Task brief
Take the data that follows and retype it word for word.

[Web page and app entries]
-- Opening Marker --

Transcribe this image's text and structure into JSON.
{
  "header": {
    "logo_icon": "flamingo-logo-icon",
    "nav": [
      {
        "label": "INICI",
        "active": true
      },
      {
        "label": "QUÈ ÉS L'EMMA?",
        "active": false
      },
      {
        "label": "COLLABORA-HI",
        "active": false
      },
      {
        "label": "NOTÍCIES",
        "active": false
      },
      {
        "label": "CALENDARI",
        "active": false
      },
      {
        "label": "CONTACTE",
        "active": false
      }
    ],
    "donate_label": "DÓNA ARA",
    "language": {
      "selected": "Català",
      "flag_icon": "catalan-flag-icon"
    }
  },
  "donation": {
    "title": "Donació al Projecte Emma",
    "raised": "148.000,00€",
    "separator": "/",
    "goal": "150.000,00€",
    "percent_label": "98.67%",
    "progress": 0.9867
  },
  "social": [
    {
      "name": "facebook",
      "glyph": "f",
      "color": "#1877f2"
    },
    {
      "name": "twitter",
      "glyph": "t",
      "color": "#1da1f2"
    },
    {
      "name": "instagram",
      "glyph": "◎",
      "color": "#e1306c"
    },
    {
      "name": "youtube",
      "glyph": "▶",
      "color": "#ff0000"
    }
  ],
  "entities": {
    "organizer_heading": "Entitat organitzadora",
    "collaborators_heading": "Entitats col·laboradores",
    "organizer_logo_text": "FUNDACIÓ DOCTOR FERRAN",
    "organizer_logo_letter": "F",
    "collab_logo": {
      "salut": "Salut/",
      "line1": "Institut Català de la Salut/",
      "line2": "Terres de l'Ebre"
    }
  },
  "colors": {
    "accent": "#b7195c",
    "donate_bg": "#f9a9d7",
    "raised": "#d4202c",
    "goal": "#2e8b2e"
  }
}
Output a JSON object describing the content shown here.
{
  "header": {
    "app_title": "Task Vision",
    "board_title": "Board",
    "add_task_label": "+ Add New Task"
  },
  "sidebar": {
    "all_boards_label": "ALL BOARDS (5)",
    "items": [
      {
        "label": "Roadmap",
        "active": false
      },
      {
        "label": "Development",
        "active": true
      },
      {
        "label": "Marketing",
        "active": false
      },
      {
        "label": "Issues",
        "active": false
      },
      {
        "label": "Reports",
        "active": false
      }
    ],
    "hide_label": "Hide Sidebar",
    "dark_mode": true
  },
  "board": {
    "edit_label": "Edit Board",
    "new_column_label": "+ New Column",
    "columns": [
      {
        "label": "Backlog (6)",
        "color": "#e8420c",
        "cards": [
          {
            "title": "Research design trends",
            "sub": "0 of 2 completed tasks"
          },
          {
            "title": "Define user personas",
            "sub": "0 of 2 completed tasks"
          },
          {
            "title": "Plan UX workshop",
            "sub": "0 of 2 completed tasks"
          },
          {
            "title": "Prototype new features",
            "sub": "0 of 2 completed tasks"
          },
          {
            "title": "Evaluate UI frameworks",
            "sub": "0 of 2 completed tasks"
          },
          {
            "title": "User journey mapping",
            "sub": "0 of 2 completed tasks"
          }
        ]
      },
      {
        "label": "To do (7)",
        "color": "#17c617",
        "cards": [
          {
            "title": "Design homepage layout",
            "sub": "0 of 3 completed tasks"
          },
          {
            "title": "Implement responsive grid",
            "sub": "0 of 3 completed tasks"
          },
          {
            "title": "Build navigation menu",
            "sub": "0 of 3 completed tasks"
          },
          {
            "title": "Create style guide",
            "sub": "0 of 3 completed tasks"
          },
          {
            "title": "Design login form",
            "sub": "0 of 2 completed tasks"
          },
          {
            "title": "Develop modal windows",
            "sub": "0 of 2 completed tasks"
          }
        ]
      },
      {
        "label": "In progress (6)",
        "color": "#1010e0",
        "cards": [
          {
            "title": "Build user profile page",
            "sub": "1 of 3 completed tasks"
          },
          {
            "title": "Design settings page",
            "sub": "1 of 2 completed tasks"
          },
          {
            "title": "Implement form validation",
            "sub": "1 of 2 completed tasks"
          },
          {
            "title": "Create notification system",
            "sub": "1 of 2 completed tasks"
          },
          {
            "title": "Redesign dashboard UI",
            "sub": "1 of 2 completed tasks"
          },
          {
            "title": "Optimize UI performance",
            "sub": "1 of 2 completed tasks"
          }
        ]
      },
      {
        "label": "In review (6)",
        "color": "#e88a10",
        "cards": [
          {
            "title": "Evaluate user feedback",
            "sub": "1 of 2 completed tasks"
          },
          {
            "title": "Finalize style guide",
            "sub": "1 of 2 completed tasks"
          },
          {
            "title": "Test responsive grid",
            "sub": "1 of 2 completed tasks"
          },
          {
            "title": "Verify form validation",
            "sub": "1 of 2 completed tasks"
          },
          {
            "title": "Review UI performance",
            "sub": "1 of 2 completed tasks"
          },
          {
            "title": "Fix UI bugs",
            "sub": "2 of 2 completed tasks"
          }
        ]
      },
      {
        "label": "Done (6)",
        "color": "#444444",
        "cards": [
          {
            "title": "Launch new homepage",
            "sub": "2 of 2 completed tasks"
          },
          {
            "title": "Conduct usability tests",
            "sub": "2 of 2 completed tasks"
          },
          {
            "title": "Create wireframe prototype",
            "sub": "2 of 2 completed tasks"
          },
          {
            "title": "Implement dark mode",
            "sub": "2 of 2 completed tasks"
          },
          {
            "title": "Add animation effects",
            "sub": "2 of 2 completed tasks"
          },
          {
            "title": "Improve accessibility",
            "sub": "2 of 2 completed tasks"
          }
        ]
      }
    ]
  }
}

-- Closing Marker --

Solution
Transcribe this image's text and structure into JSON.
{
  "header": {
    "logo_icon": "flamingo-logo-icon",
    "nav": [
      {
        "label": "INICI",
        "active": true
      },
      {
        "label": "QUÈ ÉS L'EMMA?",
        "active": false
      },
      {
        "label": "COLLABORA-HI",
        "active": false
      },
      {
        "label": "NOTÍCIES",
        "active": false
      },
      {
        "label": "CALENDARI",
        "active": false
      },
      {
        "label": "CONTACTE",
        "active": false
      }
    ],
    "donate_label": "DÓNA ARA",
    "language": {
      "selected": "Català",
      "flag_icon": "catalan-flag-icon"
    }
  },
  "donation": {
    "title": "Donació al Projecte Emma",
    "raised": "148.000,00€",
    "separator": "/",
    "goal": "150.000,00€",
    "percent_label": "98.67%",
    "progress": 0.9867
  },
  "social": [
    {
      "name": "facebook",
      "glyph": "f",
      "color": "#1877f2"
    },
    {
      "name": "twitter",
      "glyph": "t",
      "color": "#1da1f2"
    },
    {
      "name": "instagram",
      "glyph": "◎",
      "color": "#e1306c"
    },
    {
      "name": "youtube",
      "glyph": "▶",
      "color": "#ff0000"
    }
  ],
  "entities": {
    "organizer_heading": "Entitat organitzadora",
    "collaborators_heading": "Entitats col·laboradores",
    "organizer_logo_text": "FUNDACIÓ DOCTOR FERRAN",
    "organizer_logo_letter": "F",
    "collab_logo": {
      "salut": "Salut/",
      "line1": "Institut Català de la Salut/",
      "line2": "Terres de l'Ebre"
    }
  },
  "colors": {
    "accent": "#b7195c",
    "donate_bg": "#f9a9d7",
    "raised": "#d4202c",
    "goal": "#2e8b2e"
  }
}
Output a JSON object describing the content shown here.
{
  "header": {
    "app_title": "Task Vision",
    "board_title": "Board",
    "add_task_label": "+ Add New Task"
  },
  "sidebar": {
    "all_boards_label": "ALL BOARDS (5)",
    "items": [
      {
        "label": "Roadmap",
        "active": false
      },
      {
        "label": "Development",
        "active": true
      },
      {
        "label": "Marketing",
        "active": false
      },
      {
        "label": "Issues",
        "active": false
      },
      {
        "label": "Reports",
        "active": false
      }
    ],
    "hide_label": "Hide Sidebar",
    "dark_mode": true
  },
  "board": {
    "edit_label": "Edit Board",
    "new_column_label": "+ New Column",
    "columns": [
      {
        "label": "Backlog (6)",
        "color": "#e8420c",
        "cards": [
          {
            "title": "Research design trends",
            "sub": "0 of 2 completed tasks"
          },
          {
            "title": "Define user personas",
            "sub": "0 of 2 completed tasks"
          },
          {
            "title": "Plan UX workshop",
            "sub": "0 of 2 completed tasks"
          },
          {
            "title": "Prototype new features",
            "sub": "0 of 2 completed tasks"
          },
          {
            "title": "Evaluate UI frameworks",
            "sub": "0 of 2 completed tasks"
          },
          {
            "title": "User journey mapping",
            "sub": "0 of 2 completed tasks"
          }
        ]
      },
      {
        "label": "To do (7)",
        "color": "#17c617",
        "cards": [
          {
            "title": "Design homepage layout",
            "sub": "0 of 3 completed tasks"
          },
          {
            "title": "Implement responsive grid",
            "sub": "0 of 3 completed tasks"
          },
          {
            "title": "Build navigation menu",
            "sub": "0 of 3 completed tasks"
          },
          {
            "title": "Create style guide",
            "sub": "0 of 3 completed tasks"
          },
          {
            "title": "Design login form",
            "sub": "0 of 2 completed tasks"
          },
          {
            "title": "Develop modal windows",
            "sub": "0 of 2 completed tasks"
          }
        ]
      },
      {
        "label": "In progress (6)",
        "color": "#1010e0",
        "cards": [
          {
            "title": "Build user profile page",
            "sub": "1 of 3 completed tasks"
          },
          {
            "title": "Design settings page",
            "sub": "1 of 2 completed tasks"
          },
          {
            "title": "Implement form validation",
            "sub": "1 of 2 completed tasks"
          },
          {
            "title": "Create notification system",
            "sub": "1 of 2 completed tasks"
          },
          {
            "title": "Redesign dashboard UI",
            "sub": "1 of 2 completed tasks"
          },
          {
            "title": "Optimize UI performance",
            "sub": "1 of 2 completed tasks"
          }
        ]
      },
      {
        "label": "In review (6)",
        "color": "#e88a10",
        "cards": [
          {
            "title": "Evaluate user feedback",
            "sub": "1 of 2 completed tasks"
          },
          {
            "title": "Finalize style guide",
            "sub": "1 of 2 completed tasks"
          },
          {
            "title": "Test responsive grid",
            "sub": "1 of 2 completed tasks"
          },
          {
            "title": "Verify form validation",
            "sub": "1 of 2 completed tasks"
          },
          {
            "title": "Review UI performance",
            "sub": "1 of 2 completed tasks"
          },
          {
            "title": "Fix UI bugs",
            "sub": "2 of 2 completed tasks"
          }
        ]
      },
      {
        "label": "Done (6)",
        "color": "#444444",
        "cards": [
          {
            "title": "Launch new homepage",
            "sub": "2 of 2 completed tasks"
          },
          {
            "title": "Conduct usability tests",
            "sub": "2 of 2 completed tasks"
          },
          {
            "title": "Create wireframe prototype",
            "sub": "2 of 2 completed tasks"
          },
          {
            "title": "Implement dark mode",
            "sub": "2 of 2 completed tasks"
          },
          {
            "title": "Add animation effects",
            "sub": "2 of 2 completed tasks"
          },
          {
            "title": "Improve accessibility",
            "sub": "2 of 2 completed tasks"
          }
        ]
      }
    ]
  }
}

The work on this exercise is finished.